== Exercise inputs ==
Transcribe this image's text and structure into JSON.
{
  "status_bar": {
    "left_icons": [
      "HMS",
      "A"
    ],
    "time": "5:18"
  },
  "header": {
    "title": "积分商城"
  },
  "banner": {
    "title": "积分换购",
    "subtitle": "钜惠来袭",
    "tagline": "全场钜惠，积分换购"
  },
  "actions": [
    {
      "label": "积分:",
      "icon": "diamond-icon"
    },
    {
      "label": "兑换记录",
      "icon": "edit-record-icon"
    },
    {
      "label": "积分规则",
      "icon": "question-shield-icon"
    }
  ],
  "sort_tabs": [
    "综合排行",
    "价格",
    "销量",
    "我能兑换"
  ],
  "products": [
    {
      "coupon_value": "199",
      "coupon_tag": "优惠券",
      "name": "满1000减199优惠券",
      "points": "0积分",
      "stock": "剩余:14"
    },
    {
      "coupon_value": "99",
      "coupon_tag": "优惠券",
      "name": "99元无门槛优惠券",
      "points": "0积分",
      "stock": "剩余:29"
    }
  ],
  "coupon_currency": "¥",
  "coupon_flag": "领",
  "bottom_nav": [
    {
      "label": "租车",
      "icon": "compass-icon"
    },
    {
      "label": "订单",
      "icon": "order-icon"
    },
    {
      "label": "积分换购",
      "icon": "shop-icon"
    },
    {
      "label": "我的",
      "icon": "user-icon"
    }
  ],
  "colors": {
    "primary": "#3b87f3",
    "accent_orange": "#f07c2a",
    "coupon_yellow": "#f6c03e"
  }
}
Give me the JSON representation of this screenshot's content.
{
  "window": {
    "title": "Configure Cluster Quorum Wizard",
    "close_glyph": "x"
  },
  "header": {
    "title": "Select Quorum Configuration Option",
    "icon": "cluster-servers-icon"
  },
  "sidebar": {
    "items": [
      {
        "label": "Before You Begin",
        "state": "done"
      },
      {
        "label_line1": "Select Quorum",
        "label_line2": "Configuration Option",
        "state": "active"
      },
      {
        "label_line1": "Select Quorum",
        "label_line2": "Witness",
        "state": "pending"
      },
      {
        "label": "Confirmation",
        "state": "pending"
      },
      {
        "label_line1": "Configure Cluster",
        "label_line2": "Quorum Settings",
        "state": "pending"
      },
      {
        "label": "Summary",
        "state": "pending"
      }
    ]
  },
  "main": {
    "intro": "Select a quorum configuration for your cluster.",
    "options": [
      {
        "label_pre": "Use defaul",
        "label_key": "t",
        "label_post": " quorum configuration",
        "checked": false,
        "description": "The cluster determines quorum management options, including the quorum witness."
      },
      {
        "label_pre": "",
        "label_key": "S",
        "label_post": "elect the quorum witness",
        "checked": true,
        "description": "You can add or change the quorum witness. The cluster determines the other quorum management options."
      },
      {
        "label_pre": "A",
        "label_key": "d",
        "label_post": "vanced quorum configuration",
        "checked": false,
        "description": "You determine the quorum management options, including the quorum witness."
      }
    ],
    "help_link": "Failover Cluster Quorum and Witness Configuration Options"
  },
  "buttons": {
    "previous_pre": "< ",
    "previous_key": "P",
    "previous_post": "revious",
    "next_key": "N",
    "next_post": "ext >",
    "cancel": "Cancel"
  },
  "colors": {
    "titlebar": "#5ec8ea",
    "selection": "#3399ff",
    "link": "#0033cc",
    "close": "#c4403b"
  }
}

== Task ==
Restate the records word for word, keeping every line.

== Reply ==
Transcribe this image's text and structure into JSON.
{
  "status_bar": {
    "left_icons": [
      "HMS",
      "A"
    ],
    "time": "5:18"
  },
  "header": {
    "title": "积分商城"
  },
  "banner": {
    "title": "积分换购",
    "subtitle": "钜惠来袭",
    "tagline": "全场钜惠，积分换购"
  },
  "actions": [
    {
      "label": "积分:",
      "icon": "diamond-icon"
    },
    {
      "label": "兑换记录",
      "icon": "edit-record-icon"
    },
    {
      "label": "积分规则",
      "icon": "question-shield-icon"
    }
  ],
  "sort_tabs": [
    "综合排行",
    "价格",
    "销量",
    "我能兑换"
  ],
  "products": [
    {
      "coupon_value": "199",
      "coupon_tag": "优惠券",
      "name": "满1000减199优惠券",
      "points": "0积分",
      "stock": "剩余:14"
    },
    {
      "coupon_value": "99",
      "coupon_tag": "优惠券",
      "name": "99元无门槛优惠券",
      "points": "0积分",
      "stock": "剩余:29"
    }
  ],
  "coupon_currency": "¥",
  "coupon_flag": "领",
  "bottom_nav": [
    {
      "label": "租车",
      "icon": "compass-icon"
    },
    {
      "label": "订单",
      "icon": "order-icon"
    },
    {
      "label": "积分换购",
      "icon": "shop-icon"
    },
    {
      "label": "我的",
      "icon": "user-icon"
    }
  ],
  "colors": {
    "primary": "#3b87f3",
    "accent_orange": "#f07c2a",
    "coupon_yellow": "#f6c03e"
  }
}
Give me the JSON representation of this screenshot's content.
{
  "window": {
    "title": "Configure Cluster Quorum Wizard",
    "close_glyph": "x"
  },
  "header": {
    "title": "Select Quorum Configuration Option",
    "icon": "cluster-servers-icon"
  },
  "sidebar": {
    "items": [
      {
        "label": "Before You Begin",
        "state": "done"
      },
      {
        "label_line1": "Select Quorum",
        "label_line2": "Configuration Option",
        "state": "active"
      },
      {
        "label_line1": "Select Quorum",
        "label_line2": "Witness",
        "state": "pending"
      },
      {
        "label": "Confirmation",
        "state": "pending"
      },
      {
        "label_line1": "Configure Cluster",
        "label_line2": "Quorum Settings",
        "state": "pending"
      },
      {
        "label": "Summary",
        "state": "pending"
      }
    ]
  },
  "main": {
    "intro": "Select a quorum configuration for your cluster.",
    "options": [
      {
        "label_pre": "Use defaul",
        "label_key": "t",
        "label_post": " quorum configuration",
        "checked": false,
        "description": "The cluster determines quorum management options, including the quorum witness."
      },
      {
        "label_pre": "",
        "label_key": "S",
        "label_post": "elect the quorum witness",
        "checked": true,
        "description": "You can add or change the quorum witness. The cluster determines the other quorum management options."
      },
      {
        "label_pre": "A",
        "label_key": "d",
        "label_post": "vanced quorum configuration",
        "checked": false,
        "description": "You determine the quorum management options, including the quorum witness."
      }
    ],
    "help_link": "Failover Cluster Quorum and Witness Configuration Options"
  },
  "buttons": {
    "previous_pre": "< ",
    "previous_key": "P",
    "previous_post": "revious",
    "next_key": "N",
    "next_post": "ext >",
    "cancel": "Cancel"
  },
  "colors": {
    "titlebar": "#5ec8ea",
    "selection": "#3399ff",
    "link": "#0033cc",
    "close": "#c4403b"
  }
}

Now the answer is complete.